I became involved in the movement for housing justice because my rent has been going up 9% for each of the past four years. I have lived on the same property for 26 years and virtually no improvements have been made beyond the most basic safety repairs. The property is owned by an out of town landlord who inherited it from her mother; I am sure that the mortgage was paid off decades ago. However the local property managers continue to raise the rent annually because they can, because the “market value” of real estate and rentals in our town has skyrocketed. 

As a public school teacher my salary does not increase the same pace as rents, and I am four years away from retirement. When I retire I want to continue to live in the community I will have served for 30 years, but will only be able to do so if gratuitous rent increases are somehow restricted. 
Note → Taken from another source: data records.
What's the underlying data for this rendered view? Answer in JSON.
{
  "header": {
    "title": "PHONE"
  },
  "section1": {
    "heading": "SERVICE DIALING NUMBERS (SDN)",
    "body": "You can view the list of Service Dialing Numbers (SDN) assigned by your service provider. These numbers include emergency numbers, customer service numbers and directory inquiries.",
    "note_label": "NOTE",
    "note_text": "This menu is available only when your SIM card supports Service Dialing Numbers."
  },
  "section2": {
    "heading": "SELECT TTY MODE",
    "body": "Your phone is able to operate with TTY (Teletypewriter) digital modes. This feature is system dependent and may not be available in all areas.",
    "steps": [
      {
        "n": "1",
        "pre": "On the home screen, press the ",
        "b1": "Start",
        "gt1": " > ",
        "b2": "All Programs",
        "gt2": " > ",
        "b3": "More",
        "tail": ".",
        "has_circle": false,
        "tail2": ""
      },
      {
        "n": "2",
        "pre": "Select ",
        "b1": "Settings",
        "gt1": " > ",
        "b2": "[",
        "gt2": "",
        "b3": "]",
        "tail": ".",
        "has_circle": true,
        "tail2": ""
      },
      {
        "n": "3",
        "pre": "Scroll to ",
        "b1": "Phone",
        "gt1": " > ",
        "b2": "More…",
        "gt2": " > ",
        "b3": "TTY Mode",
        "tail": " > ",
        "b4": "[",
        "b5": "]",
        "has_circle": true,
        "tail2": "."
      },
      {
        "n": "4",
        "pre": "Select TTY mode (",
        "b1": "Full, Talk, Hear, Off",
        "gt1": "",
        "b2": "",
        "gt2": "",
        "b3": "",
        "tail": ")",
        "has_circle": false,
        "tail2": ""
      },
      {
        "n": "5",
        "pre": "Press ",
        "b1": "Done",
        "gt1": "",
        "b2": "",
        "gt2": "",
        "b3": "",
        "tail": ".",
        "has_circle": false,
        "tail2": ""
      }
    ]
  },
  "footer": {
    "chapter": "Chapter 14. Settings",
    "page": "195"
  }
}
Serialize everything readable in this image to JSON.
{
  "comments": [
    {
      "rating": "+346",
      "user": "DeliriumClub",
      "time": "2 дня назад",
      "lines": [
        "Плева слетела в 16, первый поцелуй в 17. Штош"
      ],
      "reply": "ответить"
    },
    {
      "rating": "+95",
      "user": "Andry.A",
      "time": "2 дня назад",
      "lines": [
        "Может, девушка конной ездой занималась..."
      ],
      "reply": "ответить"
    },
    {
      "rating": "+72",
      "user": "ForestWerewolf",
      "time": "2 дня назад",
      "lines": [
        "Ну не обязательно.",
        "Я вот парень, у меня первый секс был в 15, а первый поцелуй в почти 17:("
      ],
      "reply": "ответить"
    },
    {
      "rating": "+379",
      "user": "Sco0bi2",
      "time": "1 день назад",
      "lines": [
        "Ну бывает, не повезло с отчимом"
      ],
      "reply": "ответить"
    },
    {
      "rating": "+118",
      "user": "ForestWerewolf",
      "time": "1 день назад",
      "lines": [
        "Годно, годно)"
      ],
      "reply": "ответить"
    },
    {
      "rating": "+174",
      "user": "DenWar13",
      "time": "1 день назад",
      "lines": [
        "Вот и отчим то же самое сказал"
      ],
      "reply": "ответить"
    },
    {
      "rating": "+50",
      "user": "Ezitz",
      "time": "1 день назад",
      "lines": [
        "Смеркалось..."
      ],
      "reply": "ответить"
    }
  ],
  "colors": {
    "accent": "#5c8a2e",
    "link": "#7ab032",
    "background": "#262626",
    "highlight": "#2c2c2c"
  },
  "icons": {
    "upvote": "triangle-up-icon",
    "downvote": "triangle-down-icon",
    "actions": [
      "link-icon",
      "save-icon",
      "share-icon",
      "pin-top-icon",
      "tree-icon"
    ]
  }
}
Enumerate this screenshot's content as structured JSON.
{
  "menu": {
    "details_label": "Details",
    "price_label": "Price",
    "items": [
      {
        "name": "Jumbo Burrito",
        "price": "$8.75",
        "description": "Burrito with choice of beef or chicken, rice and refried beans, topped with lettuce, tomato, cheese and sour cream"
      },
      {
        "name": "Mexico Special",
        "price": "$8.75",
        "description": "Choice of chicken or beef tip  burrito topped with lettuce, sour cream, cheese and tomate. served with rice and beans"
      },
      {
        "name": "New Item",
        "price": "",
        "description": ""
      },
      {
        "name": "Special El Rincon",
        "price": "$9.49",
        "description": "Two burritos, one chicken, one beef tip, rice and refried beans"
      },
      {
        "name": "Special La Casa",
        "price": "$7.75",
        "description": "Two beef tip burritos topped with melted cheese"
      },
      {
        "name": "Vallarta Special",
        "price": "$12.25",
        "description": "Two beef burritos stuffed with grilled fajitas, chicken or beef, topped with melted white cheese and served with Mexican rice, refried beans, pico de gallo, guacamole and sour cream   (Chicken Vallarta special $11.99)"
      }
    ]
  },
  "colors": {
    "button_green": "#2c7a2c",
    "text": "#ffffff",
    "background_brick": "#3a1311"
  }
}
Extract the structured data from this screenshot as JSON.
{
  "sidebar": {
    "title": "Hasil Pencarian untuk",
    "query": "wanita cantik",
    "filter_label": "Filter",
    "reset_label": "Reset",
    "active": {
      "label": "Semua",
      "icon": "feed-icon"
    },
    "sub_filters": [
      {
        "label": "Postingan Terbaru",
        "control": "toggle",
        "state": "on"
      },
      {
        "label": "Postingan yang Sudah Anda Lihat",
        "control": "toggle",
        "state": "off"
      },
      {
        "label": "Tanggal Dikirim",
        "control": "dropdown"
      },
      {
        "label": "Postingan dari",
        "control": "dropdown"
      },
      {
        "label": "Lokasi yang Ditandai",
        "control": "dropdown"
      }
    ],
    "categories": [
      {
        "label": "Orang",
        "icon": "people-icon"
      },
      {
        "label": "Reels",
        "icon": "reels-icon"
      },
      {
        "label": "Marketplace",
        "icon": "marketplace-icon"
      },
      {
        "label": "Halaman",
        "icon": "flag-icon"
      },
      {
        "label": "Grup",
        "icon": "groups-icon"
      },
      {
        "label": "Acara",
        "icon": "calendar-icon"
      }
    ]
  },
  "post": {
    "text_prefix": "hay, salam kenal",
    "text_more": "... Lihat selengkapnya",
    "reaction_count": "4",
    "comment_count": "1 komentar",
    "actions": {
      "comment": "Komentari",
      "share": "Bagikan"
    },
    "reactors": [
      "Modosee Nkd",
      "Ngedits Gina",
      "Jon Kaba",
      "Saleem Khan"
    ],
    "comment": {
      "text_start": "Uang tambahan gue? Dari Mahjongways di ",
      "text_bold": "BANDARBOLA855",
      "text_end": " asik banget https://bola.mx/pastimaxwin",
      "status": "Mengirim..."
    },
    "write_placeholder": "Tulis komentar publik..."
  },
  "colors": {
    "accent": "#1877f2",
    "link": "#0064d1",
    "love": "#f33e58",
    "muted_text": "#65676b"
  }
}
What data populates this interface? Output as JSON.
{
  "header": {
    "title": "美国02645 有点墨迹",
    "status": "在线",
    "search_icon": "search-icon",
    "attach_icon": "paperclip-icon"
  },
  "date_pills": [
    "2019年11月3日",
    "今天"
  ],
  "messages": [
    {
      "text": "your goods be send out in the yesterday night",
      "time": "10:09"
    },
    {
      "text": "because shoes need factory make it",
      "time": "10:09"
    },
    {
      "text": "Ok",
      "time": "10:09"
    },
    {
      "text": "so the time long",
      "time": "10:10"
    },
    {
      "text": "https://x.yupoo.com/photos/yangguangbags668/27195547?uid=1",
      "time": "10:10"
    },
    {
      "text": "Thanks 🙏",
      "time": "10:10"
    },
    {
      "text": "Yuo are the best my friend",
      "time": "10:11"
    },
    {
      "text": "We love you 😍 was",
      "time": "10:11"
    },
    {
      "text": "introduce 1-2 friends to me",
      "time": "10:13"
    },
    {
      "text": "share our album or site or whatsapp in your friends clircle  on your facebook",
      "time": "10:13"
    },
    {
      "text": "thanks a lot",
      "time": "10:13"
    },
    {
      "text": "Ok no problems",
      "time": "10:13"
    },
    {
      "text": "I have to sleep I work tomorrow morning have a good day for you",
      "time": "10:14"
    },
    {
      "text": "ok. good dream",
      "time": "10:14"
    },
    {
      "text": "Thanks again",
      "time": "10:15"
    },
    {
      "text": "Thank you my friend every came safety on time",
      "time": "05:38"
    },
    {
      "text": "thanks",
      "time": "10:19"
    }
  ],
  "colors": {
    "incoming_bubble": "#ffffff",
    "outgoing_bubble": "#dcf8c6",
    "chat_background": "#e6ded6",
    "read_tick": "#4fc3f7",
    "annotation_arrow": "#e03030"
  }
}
People in this town support all kinds of legislative restrictions in personal freedoms in order to protect the greater good. We protest off short oil drilling to keep our bay sanctuary waters clean. We prohibit the use of styrofoam and charge a fee for bags in grocery markets to cut down on waste. Without these restrictions some, though not all, people will put their own profit or convenience above the health of the environment. I regard rent control in the same light: a restriction on the individual right to excessive profits in order to protect the greater good of our community: to maintain it as a place where teachers and other community workers can afford to stay.

—Public school teacher and renter